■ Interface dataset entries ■

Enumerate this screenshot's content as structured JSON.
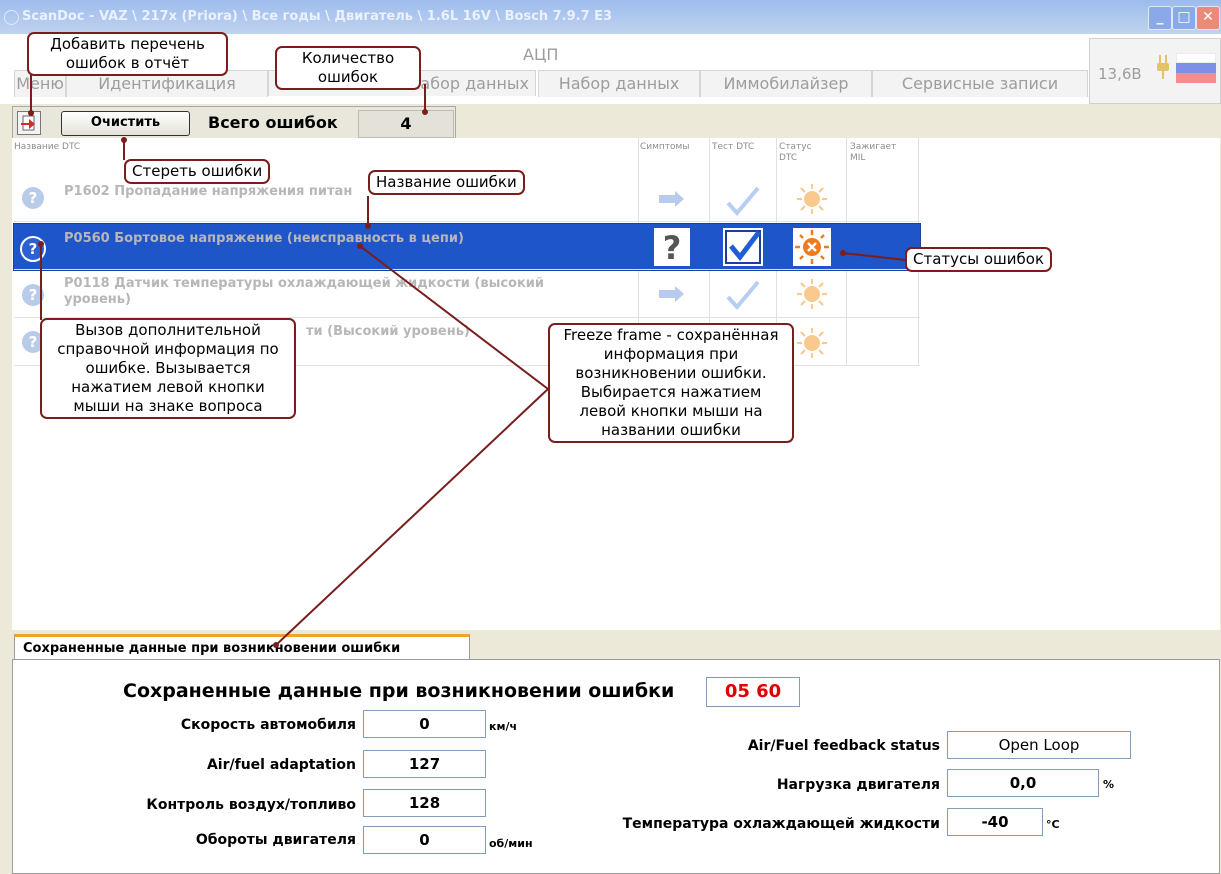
{
  "window": {
    "title": "ScanDoc - VAZ \\ 217x (Priora) \\ Все годы \\ Двигатель \\ 1.6L 16V \\ Bosch 7.9.7 E3",
    "min_symbol": "_",
    "max_symbol": "□",
    "close_symbol": "✕"
  },
  "tabs": {
    "adc": "АЦП",
    "items": [
      "Меню",
      "Идентификация",
      "Набор данных",
      "Набор данных",
      "Иммобилайзер",
      "Сервисные записи"
    ],
    "voltage": "13,6В"
  },
  "toolbar": {
    "clear_label": "Очистить",
    "total_label": "Всего ошибок",
    "total_value": "4"
  },
  "table": {
    "columns": [
      "Название DTC",
      "Симптомы",
      "Тест DTC",
      "Статус DTC",
      "Зажигает MIL"
    ],
    "rows": [
      {
        "text": "P1602 Пропадание напряжения питан"
      },
      {
        "text": "P0560 Бортовое напряжение (неисправность в цепи)"
      },
      {
        "text": "P0118 Датчик температуры охлаждающей жидкости (высокий уровень)"
      },
      {
        "text": "ти (Высокий уровень)"
      }
    ]
  },
  "callouts": {
    "add_report": "Добавить перечень ошибок в отчёт",
    "count": "Количество ошибок",
    "clear": "Стереть ошибки",
    "error_name": "Название ошибки",
    "statuses": "Статусы ошибок",
    "help": "Вызов дополнительной справочной информация по ошибке. Вызывается нажатием левой кнопки мыши на знаке вопроса",
    "freeze": "Freeze frame - сохранённая информация при возникновении ошибки. Выбирается нажатием левой кнопки мыши на названии ошибки"
  },
  "freeze": {
    "tab_label": "Сохраненные данные при возникновении ошибки",
    "heading": "Сохраненные данные при возникновении ошибки",
    "code": "05 60",
    "left_fields": [
      {
        "label": "Скорость автомобиля",
        "value": "0",
        "unit": "км/ч"
      },
      {
        "label": "Air/fuel adaptation",
        "value": "127",
        "unit": ""
      },
      {
        "label": "Контроль воздух/топливо",
        "value": "128",
        "unit": ""
      },
      {
        "label": "Обороты двигателя",
        "value": "0",
        "unit": "об/мин"
      }
    ],
    "right_fields": [
      {
        "label": "Air/Fuel  feedback status",
        "value": "Open Loop",
        "unit": ""
      },
      {
        "label": "Нагрузка двигателя",
        "value": "0,0",
        "unit": "%"
      },
      {
        "label": "Температура охлаждающей жидкости",
        "value": "-40",
        "unit": "°C"
      }
    ]
  },
  "colors": {
    "selection": "#1e55c8",
    "code_red": "#e00000",
    "callout_border": "#7a1d1d"
  }
}
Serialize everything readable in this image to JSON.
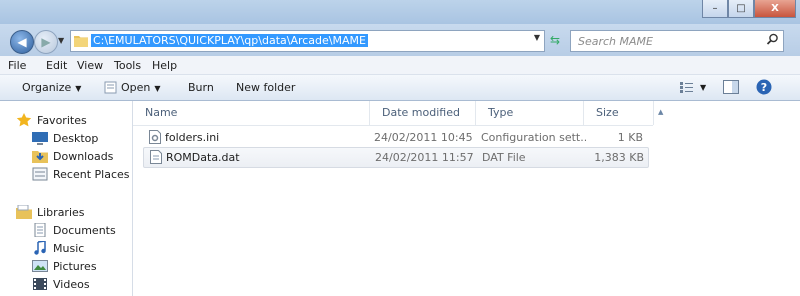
{
  "window": {
    "minimize_glyph": "–",
    "maximize_glyph": "□",
    "close_glyph": "X"
  },
  "address": {
    "path": "C:\\EMULATORS\\QUICKPLAY\\qp\\data\\Arcade\\MAME"
  },
  "search": {
    "placeholder": "Search MAME"
  },
  "menu": {
    "file": "File",
    "edit": "Edit",
    "view": "View",
    "tools": "Tools",
    "help": "Help"
  },
  "commands": {
    "organize": "Organize",
    "open": "Open",
    "burn": "Burn",
    "new_folder": "New folder"
  },
  "nav": {
    "favorites": "Favorites",
    "desktop": "Desktop",
    "downloads": "Downloads",
    "recent": "Recent Places",
    "libraries": "Libraries",
    "documents": "Documents",
    "music": "Music",
    "pictures": "Pictures",
    "videos": "Videos"
  },
  "columns": {
    "name": "Name",
    "date": "Date modified",
    "type": "Type",
    "size": "Size"
  },
  "files": [
    {
      "name": "folders.ini",
      "date": "24/02/2011 10:45",
      "type": "Configuration sett...",
      "size": "1 KB"
    },
    {
      "name": "ROMData.dat",
      "date": "24/02/2011 11:57",
      "type": "DAT File",
      "size": "1,383 KB"
    }
  ]
}
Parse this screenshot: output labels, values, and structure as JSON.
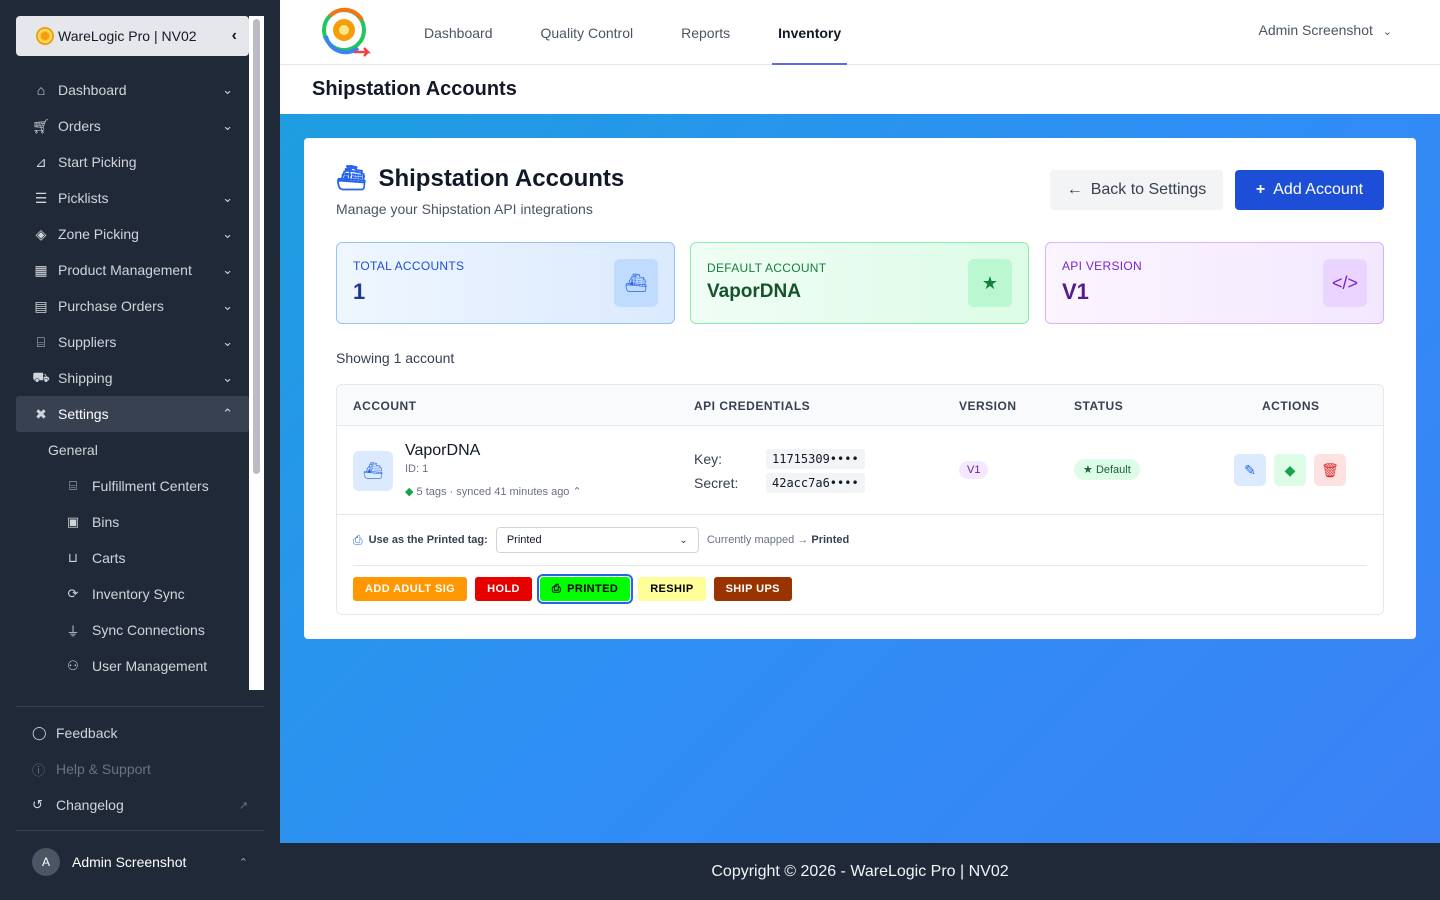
{
  "sidebar": {
    "brand": "WareLogic Pro | NV02",
    "items": [
      {
        "label": "Dashboard",
        "icon": "home-icon"
      },
      {
        "label": "Orders",
        "icon": "cart-icon"
      },
      {
        "label": "Start Picking",
        "icon": "dolly-icon"
      },
      {
        "label": "Picklists",
        "icon": "list-icon"
      },
      {
        "label": "Zone Picking",
        "icon": "layers-icon"
      },
      {
        "label": "Product Management",
        "icon": "boxes-icon"
      },
      {
        "label": "Purchase Orders",
        "icon": "file-invoice-icon"
      },
      {
        "label": "Suppliers",
        "icon": "warehouse-icon"
      },
      {
        "label": "Shipping",
        "icon": "truck-icon"
      },
      {
        "label": "Settings",
        "icon": "tools-icon"
      }
    ],
    "settings_group": "General",
    "settings_sub": [
      {
        "label": "Fulfillment Centers",
        "icon": "warehouse-icon"
      },
      {
        "label": "Bins",
        "icon": "box-open-icon"
      },
      {
        "label": "Carts",
        "icon": "dolly-flatbed-icon"
      },
      {
        "label": "Inventory Sync",
        "icon": "sync-icon"
      },
      {
        "label": "Sync Connections",
        "icon": "plug-icon"
      },
      {
        "label": "User Management",
        "icon": "users-icon"
      }
    ],
    "bottom": {
      "feedback": "Feedback",
      "help": "Help & Support",
      "changelog": "Changelog"
    },
    "user": {
      "initial": "A",
      "name": "Admin Screenshot"
    }
  },
  "topnav": {
    "tabs": [
      "Dashboard",
      "Quality Control",
      "Reports",
      "Inventory"
    ],
    "active_tab": "Inventory",
    "user": "Admin Screenshot"
  },
  "page": {
    "title": "Shipstation Accounts"
  },
  "card": {
    "title": "Shipstation Accounts",
    "subtitle": "Manage your Shipstation API integrations",
    "back_label": "Back to Settings",
    "add_label": "Add Account"
  },
  "stats": {
    "total": {
      "label": "TOTAL ACCOUNTS",
      "value": "1"
    },
    "default": {
      "label": "DEFAULT ACCOUNT",
      "value": "VaporDNA"
    },
    "api": {
      "label": "API VERSION",
      "value": "V1"
    }
  },
  "showing": "Showing 1 account",
  "table": {
    "headers": [
      "ACCOUNT",
      "API CREDENTIALS",
      "VERSION",
      "STATUS",
      "ACTIONS"
    ],
    "row": {
      "name": "VaporDNA",
      "id": "ID: 1",
      "tags": "5 tags",
      "synced": "synced 41 minutes ago",
      "key_label": "Key:",
      "key_value": "11715309••••",
      "secret_label": "Secret:",
      "secret_value": "42acc7a6••••",
      "version": "V1",
      "status": "Default"
    }
  },
  "tag_mapping": {
    "label": "Use as the Printed tag:",
    "selected": "Printed",
    "mapped_prefix": "Currently mapped →",
    "mapped_value": "Printed"
  },
  "tags": [
    {
      "label": "ADD ADULT SIG",
      "bg": "#ff9800",
      "fg": "#ffffff"
    },
    {
      "label": "HOLD",
      "bg": "#e60000",
      "fg": "#ffffff"
    },
    {
      "label": "PRINTED",
      "bg": "#00ff00",
      "fg": "#000000",
      "selected": true
    },
    {
      "label": "RESHIP",
      "bg": "#ffff99",
      "fg": "#000000"
    },
    {
      "label": "SHIP UPS",
      "bg": "#993300",
      "fg": "#ffffff"
    }
  ],
  "footer": "Copyright © 2026 - WareLogic Pro | NV02"
}
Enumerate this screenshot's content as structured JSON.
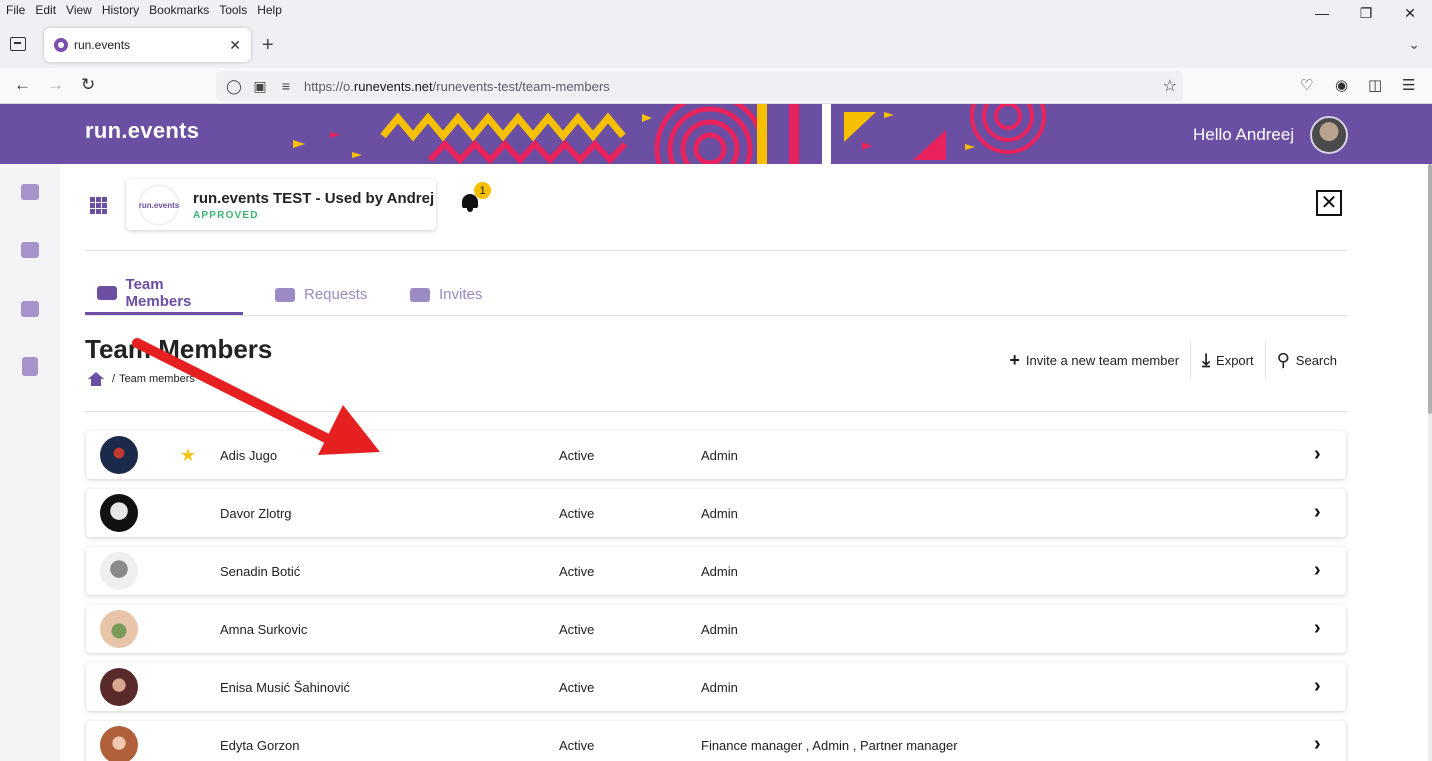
{
  "browser": {
    "menu": [
      "File",
      "Edit",
      "View",
      "History",
      "Bookmarks",
      "Tools",
      "Help"
    ],
    "tab_title": "run.events",
    "url_prefix": "https://o.",
    "url_domain": "runevents.net",
    "url_path": "/runevents-test/team-members"
  },
  "header": {
    "logo": "run.events",
    "greeting": "Hello Andreej",
    "brand_color": "#6a4fa3"
  },
  "org": {
    "name": "run.events TEST - Used by Andrej",
    "status": "APPROVED",
    "logo_text": "run.events",
    "notification_count": "1"
  },
  "tabs": [
    {
      "label": "Team Members",
      "icon": "people-icon"
    },
    {
      "label": "Requests",
      "icon": "chat-icon"
    },
    {
      "label": "Invites",
      "icon": "card-icon"
    }
  ],
  "page": {
    "title": "Team Members",
    "breadcrumb_separator": "/",
    "breadcrumb": "Team members"
  },
  "actions": {
    "invite": "Invite a new team member",
    "export": "Export",
    "search": "Search"
  },
  "members": [
    {
      "name": "Adis Jugo",
      "status": "Active",
      "roles": "Admin",
      "favorite": true
    },
    {
      "name": "Davor Zlotrg",
      "status": "Active",
      "roles": "Admin",
      "favorite": false
    },
    {
      "name": "Senadin Botić",
      "status": "Active",
      "roles": "Admin",
      "favorite": false
    },
    {
      "name": "Amna Surkovic",
      "status": "Active",
      "roles": "Admin",
      "favorite": false
    },
    {
      "name": "Enisa Musić Šahinović",
      "status": "Active",
      "roles": "Admin",
      "favorite": false
    },
    {
      "name": "Edyta Gorzon",
      "status": "Active",
      "roles": "Finance manager , Admin , Partner manager",
      "favorite": false
    }
  ]
}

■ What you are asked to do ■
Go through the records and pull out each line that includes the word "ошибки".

■ Reply ■
    "clear": "Стереть ошибки",
    "error_name": "Название ошибки",
    "freeze": "Freeze frame - сохранённая информация при возникновении ошибки. Выбирается нажатием левой кнопки мыши на названии ошибки"
    "tab_label": "Сохраненные данные при возникновении ошибки",
    "heading": "Сохраненные данные при возникновении ошибки",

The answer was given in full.